Nissan Juke SUV
Price £13,620 - £21,400
- Good value
- High driving position
- Head-turning styling
- Not practical
- Not fun to drive
- Poor automatic gearbox
At a glance
"You can’t mistake a Nissan Juke for anything else. Its distinctive styling is unlike anything on the road, but it's a shame that those funky looks aren't matched by a more enjoyable driving experience."
Nothing else looks quite like the Nissan Juke. The compact five-door SUV has quirky styling and – just like its bigger brother the Qashqai – it's blazed a trail that others (including the Renault Captur, Vauxhall Mokka and Ford EcoSport) have since followed.
The Juke's high driving position and radical styling appeal to buyers seeking something a lot more interesting than a run-of-the mill hatchback.

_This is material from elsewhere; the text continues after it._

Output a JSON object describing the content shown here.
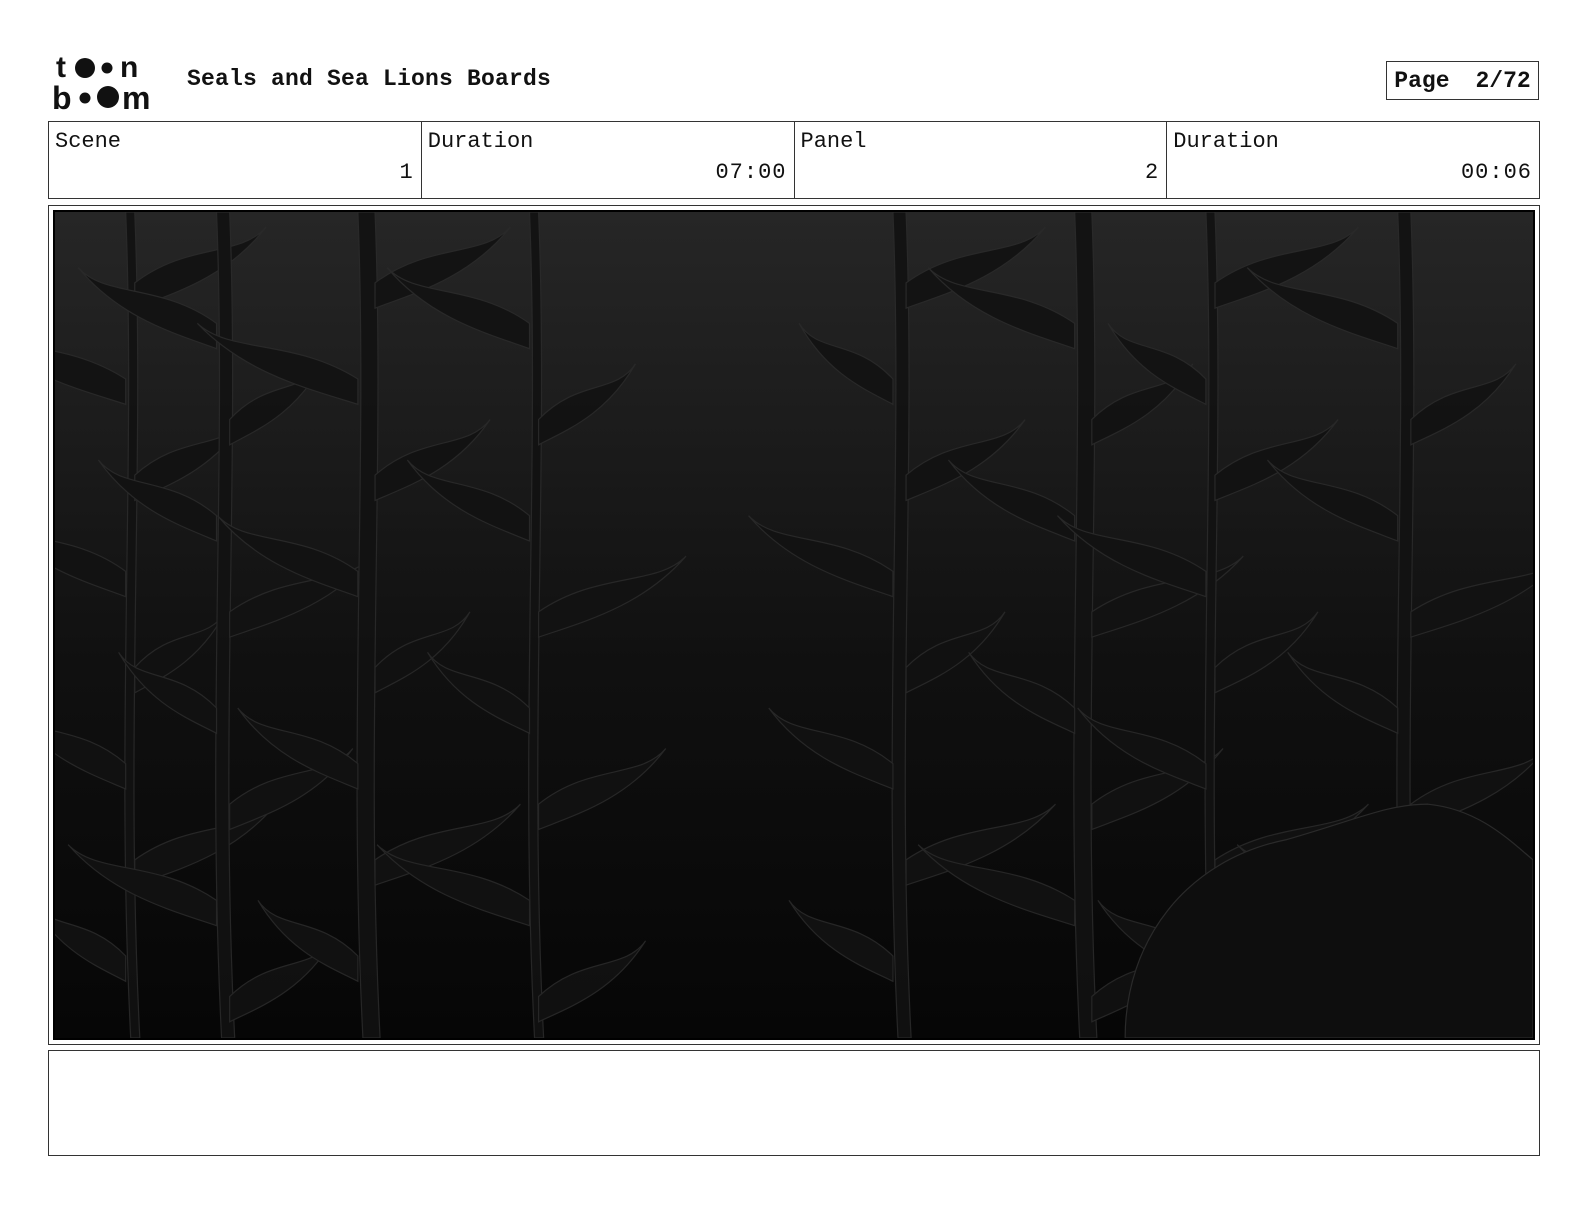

Such people have little need of four-wheel drive, so despite its chunky looks, most versions of the Juke are offered with front-wheel drive only.
The Juke is powered by a range of petrol and diesel engines. The most economical is the 1.5-litre diesel. It's powerful, but a little noisy and rattly when stretched. Representing the petrols is an efficient 1.2-litre turbo. It's our pick for its smooth, powerful and economical nature, plus it suits the Juke's playful personality well. The other petrol engines are a 1.6-litre with a turbocharger (there's a more powerful version in the sporty, range-topping Juke Nismo) and two without. The turbocharged 1.6-lites are the only engines available with four-wheel drive, an arrangement that boosts the car's grip and on-road performance rather than enhance its meagre off-road abilities.
Disappointingly, and despite its radical looks, the Juke is an unrewarding car to drive. with overly light steering and a crashy ride. Automatic versions use a CVT gearbox, but this only makes the car noisier while strangling performance.
At least the Juke is well equipped. Even basic Visia spec features alloy wheels, body-coloured mirrors and electric windows. In addition, there's air-conditioning and driver's seat height adjustment. However, Acenta (the next trim level up) is our pick for its larger wheels, more upmarket finish and climate and cruise control. Top-spec Tekna introduces irrelevant and expensive touches including leather sports seats.
The Juke is quite cramped inside, especially in the rear, where even children may feel uncomfortable over long distances. The boot is small, too. It's safe, though, as demonstrated by its five-star performance in Euro NCAP crash tests. It packs an impressive roster of standard safety kit, too, including rear ISOFIX child-seat mounts, tyre-pressure monitoring, anti-lock brakes and (for an extra £400 on Acenta Premium versions) a safety pack featuring blind-spot and lane-departure warning plus a 360-degree surround-view camera. Reliability isn't as impressive, with the Juke trailing in 101st place in our Driver Power 2014 customer satisfaction survey.
The Nissan Juke isn’t the cheapest car of its type to run. Although the diesel isn’t tax-free, it promises more than 70mpg
The Nissan Juke isn’t particularly comfortable or fun to drive, but it has a reasonable line-up of eager and powerful petrol and diesel engines
Despite the Nissan Juke having a funky interior design, material quality isn’t the best and it’s not the most comfortable car in its class.
An update in mid-2014 saw the Juke get a bigger boot, but it still lags behind rivals when it comes to carrying passengers and luggage
The Juke holds a five-star crash safety rating from Euro NCAP. Owners report reasonable reliability in our Driver Power survey